life, death, goldfish

At work the other day, a message flashed on my phone. I happened to see it. I don’t always; I turn off the chime while laboring away in the newsroom and only check now and then to be sure my offspring aren’t in distress somewhere, incapable of phoning but still, somehow, able to whip out their thumbs and compose pithy tele-communiques with or without the aid of autocorrect. They could be floating down the Hudson in a cereal box, and I’d get a text that says “headin downstrm to NYC love you.”

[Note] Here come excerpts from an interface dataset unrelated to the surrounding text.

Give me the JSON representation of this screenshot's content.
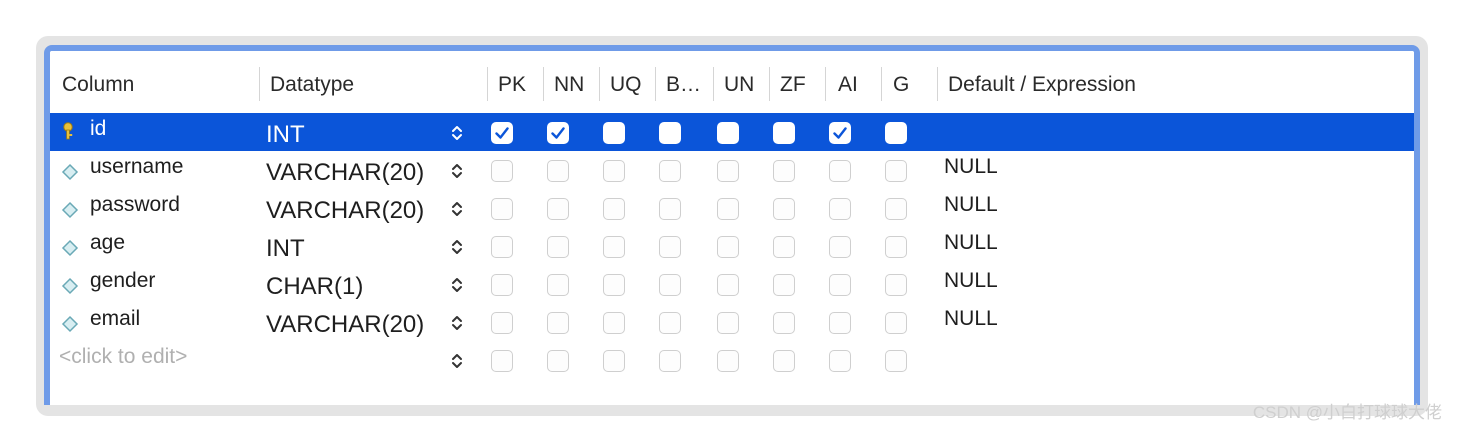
{
  "header": {
    "column": "Column",
    "datatype": "Datatype",
    "flags": [
      "PK",
      "NN",
      "UQ",
      "B…",
      "UN",
      "ZF",
      "AI",
      "G"
    ],
    "default": "Default / Expression"
  },
  "rows": [
    {
      "name": "id",
      "type": "INT",
      "flags": [
        true,
        true,
        false,
        false,
        false,
        false,
        true,
        false
      ],
      "default": "",
      "icon": "primary-key-icon",
      "selected": true
    },
    {
      "name": "username",
      "type": "VARCHAR(20)",
      "flags": [
        false,
        false,
        false,
        false,
        false,
        false,
        false,
        false
      ],
      "default": "NULL",
      "icon": "column-diamond-icon",
      "selected": false
    },
    {
      "name": "password",
      "type": "VARCHAR(20)",
      "flags": [
        false,
        false,
        false,
        false,
        false,
        false,
        false,
        false
      ],
      "default": "NULL",
      "icon": "column-diamond-icon",
      "selected": false
    },
    {
      "name": "age",
      "type": "INT",
      "flags": [
        false,
        false,
        false,
        false,
        false,
        false,
        false,
        false
      ],
      "default": "NULL",
      "icon": "column-diamond-icon",
      "selected": false
    },
    {
      "name": "gender",
      "type": "CHAR(1)",
      "flags": [
        false,
        false,
        false,
        false,
        false,
        false,
        false,
        false
      ],
      "default": "NULL",
      "icon": "column-diamond-icon",
      "selected": false
    },
    {
      "name": "email",
      "type": "VARCHAR(20)",
      "flags": [
        false,
        false,
        false,
        false,
        false,
        false,
        false,
        false
      ],
      "default": "NULL",
      "icon": "column-diamond-icon",
      "selected": false
    }
  ],
  "new_row": {
    "placeholder": "<click to edit>"
  },
  "watermark": "CSDN @小白打球球大佬",
  "colors": {
    "selection": "#0b55d9",
    "frame": "#6f9be8"
  }
}
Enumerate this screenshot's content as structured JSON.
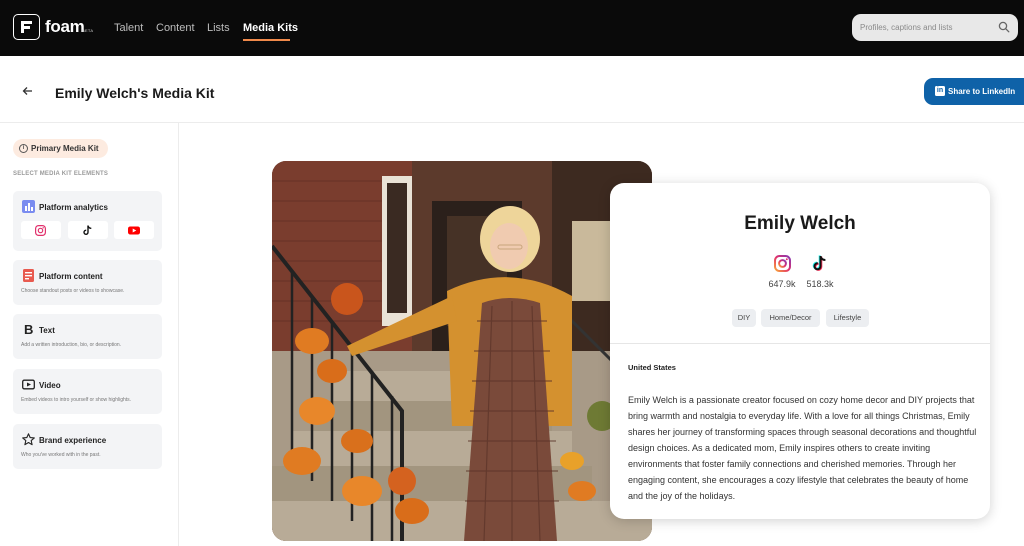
{
  "nav": {
    "logo_text": "foam",
    "logo_badge": "BETA",
    "items": [
      {
        "label": "Talent"
      },
      {
        "label": "Content"
      },
      {
        "label": "Lists"
      },
      {
        "label": "Media Kits"
      }
    ],
    "active": "Media Kits",
    "search_placeholder": "Profiles, captions and lists"
  },
  "header": {
    "title": "Emily Welch's Media Kit",
    "share_label": "Share to LinkedIn"
  },
  "sidebar": {
    "pill_label": "Primary Media Kit",
    "section_label": "SELECT MEDIA KIT ELEMENTS",
    "cards": [
      {
        "title": "Platform analytics",
        "description": "",
        "icon": "bar-chart-icon"
      },
      {
        "title": "Platform content",
        "description": "Choose standout posts or videos to showcase.",
        "icon": "content-icon"
      },
      {
        "title": "Text",
        "description": "Add a written introduction, bio, or description.",
        "icon": "text-icon"
      },
      {
        "title": "Video",
        "description": "Embed videos to intro yourself or show highlights.",
        "icon": "video-icon"
      },
      {
        "title": "Brand experience",
        "description": "Who you've worked with in the past.",
        "icon": "star-icon"
      }
    ],
    "platforms": [
      "instagram",
      "tiktok",
      "youtube"
    ]
  },
  "profile": {
    "name": "Emily Welch",
    "socials": [
      {
        "platform": "instagram",
        "followers": "647.9k"
      },
      {
        "platform": "tiktok",
        "followers": "518.3k"
      }
    ],
    "tags": [
      "DIY",
      "Home/Decor",
      "Lifestyle"
    ],
    "location": "United States",
    "bio": "Emily Welch is a passionate creator focused on cozy home decor and DIY projects that bring warmth and nostalgia to everyday life. With a love for all things Christmas, Emily shares her journey of transforming spaces through seasonal decorations and thoughtful design choices. As a dedicated mom, Emily inspires others to create inviting environments that foster family connections and cherished memories. Through her engaging content, she encourages a cozy lifestyle that celebrates the beauty of home and the joy of the holidays."
  },
  "colors": {
    "topbar": "#0a0a0a",
    "accent": "#f08a4b",
    "linkedin": "#0f62a8",
    "instagram": "#e1306c",
    "youtube": "#ff0000"
  }
}
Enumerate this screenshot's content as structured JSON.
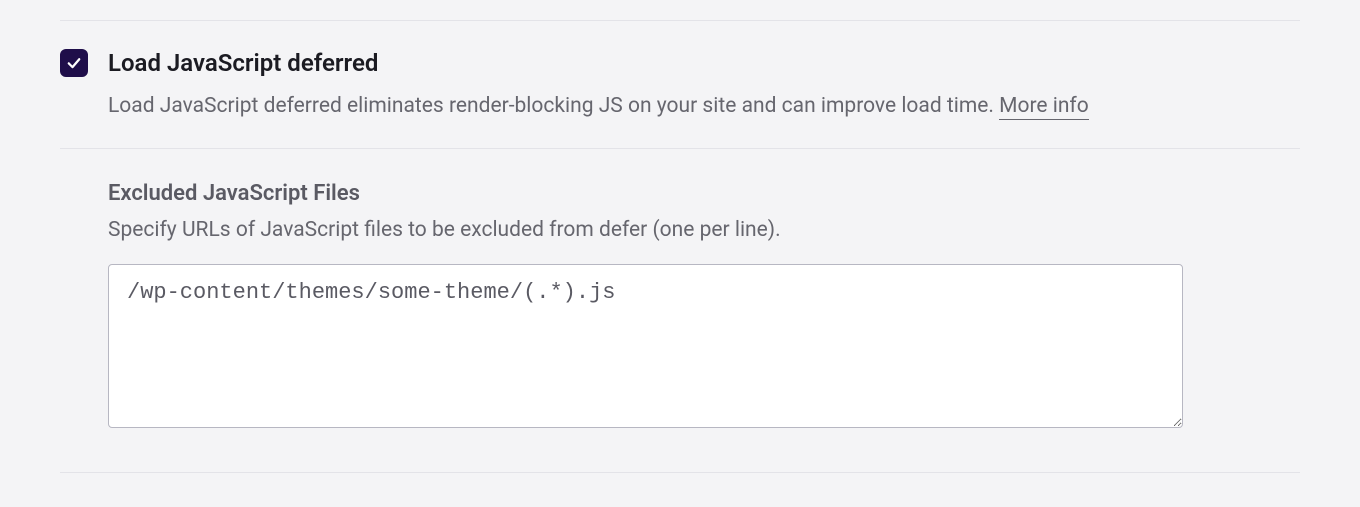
{
  "defer": {
    "checked": true,
    "title": "Load JavaScript deferred",
    "description_prefix": "Load JavaScript deferred eliminates render-blocking JS on your site and can improve load time. ",
    "more_info_label": "More info"
  },
  "excluded": {
    "title": "Excluded JavaScript Files",
    "description": "Specify URLs of JavaScript files to be excluded from defer (one per line).",
    "value": "/wp-content/themes/some-theme/(.*).js"
  }
}
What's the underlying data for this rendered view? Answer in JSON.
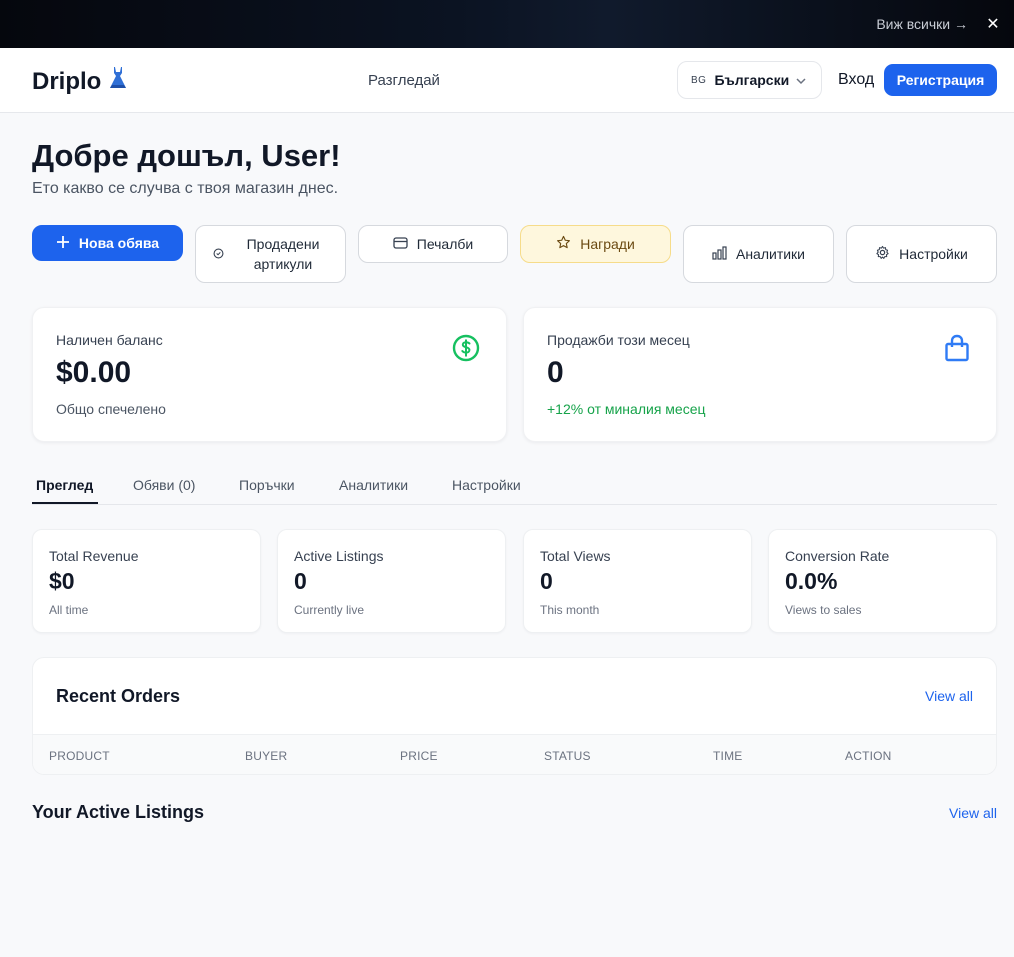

But the other day. I checked my phone, and there it was: a text from my son announcing the death of our goldfish. You might not remember our goldfish, and even if you do remember it, you might not care, scratch the “might,” but this is the sad orange small finny creature who remained anonymous on a shelf in our kitchen until, back in December, I ran a poll asking readers to name the poor thing. And then they (THEY means YOU, and YOU KNOW WHO YOU ARE) named it Sushi. Which is clever. Which is also kind of sick. Which is why my children summarily rejected it. I am sorry to say this, or maybe I’m not sorry, you’ll have to guess which, but no one ever, ever, ever called him “Sushi.” We preferred “Jesús.”

In any case, he’s dead. This is not happy news, but the text? The text is a beauty — trenchant, informative and compassionate, its five words
conveying all the necessary intel and profound emotional depth. “The fish is dead. Sorry.” Seriously, what else can be said? About this small death? About any?

My response isn’t worth discussing. But his reply to that text was, in its way, an equally crisp and composed metaphysical discourse on life and death, on the brevity of one and the inevitability of the other: “He lived for like 5 years. INSANE.” It took seven words to say it instead of five this time, but still. It’s a feat of reflective and incisive spiritual commentary, and not merely on the lifespan of the Carassius auratus auratus. This should be our response to every birth, every life, every gift in between: Life is always INSANE, a crazy boon and boodle no matter how long it lasts. When it ends — whenever that may be — we should count up our blessings like pirates with a stash of plunder. And we should be doing that all along.

My son the philosopher! Give him a long white beard, and watch him scratch his chin!

As for Jesús, may he rest in peace. He was a good fish. Sorry.